▸ Exercise material:
:::

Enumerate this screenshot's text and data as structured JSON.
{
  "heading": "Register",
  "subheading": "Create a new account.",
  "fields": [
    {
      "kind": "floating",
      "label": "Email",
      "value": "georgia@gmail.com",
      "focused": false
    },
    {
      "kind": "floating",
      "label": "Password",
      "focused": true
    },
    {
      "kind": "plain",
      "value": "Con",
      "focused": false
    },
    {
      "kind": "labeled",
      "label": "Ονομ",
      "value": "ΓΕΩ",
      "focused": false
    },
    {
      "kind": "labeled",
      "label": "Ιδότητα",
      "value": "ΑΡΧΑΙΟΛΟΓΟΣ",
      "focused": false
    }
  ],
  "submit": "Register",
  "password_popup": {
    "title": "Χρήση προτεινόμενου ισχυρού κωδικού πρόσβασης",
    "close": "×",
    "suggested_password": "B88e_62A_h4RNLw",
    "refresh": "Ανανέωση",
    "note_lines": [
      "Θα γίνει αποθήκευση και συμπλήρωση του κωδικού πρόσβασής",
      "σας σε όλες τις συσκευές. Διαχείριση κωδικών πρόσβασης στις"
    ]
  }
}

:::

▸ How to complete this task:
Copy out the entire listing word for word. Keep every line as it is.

▸ Response for this exercise:
Enumerate this screenshot's text and data as structured JSON.
{
  "heading": "Register",
  "subheading": "Create a new account.",
  "fields": [
    {
      "kind": "floating",
      "label": "Email",
      "value": "georgia@gmail.com",
      "focused": false
    },
    {
      "kind": "floating",
      "label": "Password",
      "focused": true
    },
    {
      "kind": "plain",
      "value": "Con",
      "focused": false
    },
    {
      "kind": "labeled",
      "label": "Ονομ",
      "value": "ΓΕΩ",
      "focused": false
    },
    {
      "kind": "labeled",
      "label": "Ιδότητα",
      "value": "ΑΡΧΑΙΟΛΟΓΟΣ",
      "focused": false
    }
  ],
  "submit": "Register",
  "password_popup": {
    "title": "Χρήση προτεινόμενου ισχυρού κωδικού πρόσβασης",
    "close": "×",
    "suggested_password": "B88e_62A_h4RNLw",
    "refresh": "Ανανέωση",
    "note_lines": [
      "Θα γίνει αποθήκευση και συμπλήρωση του κωδικού πρόσβασής",
      "σας σε όλες τις συσκευές. Διαχείριση κωδικών πρόσβασης στις"
    ]
  }
}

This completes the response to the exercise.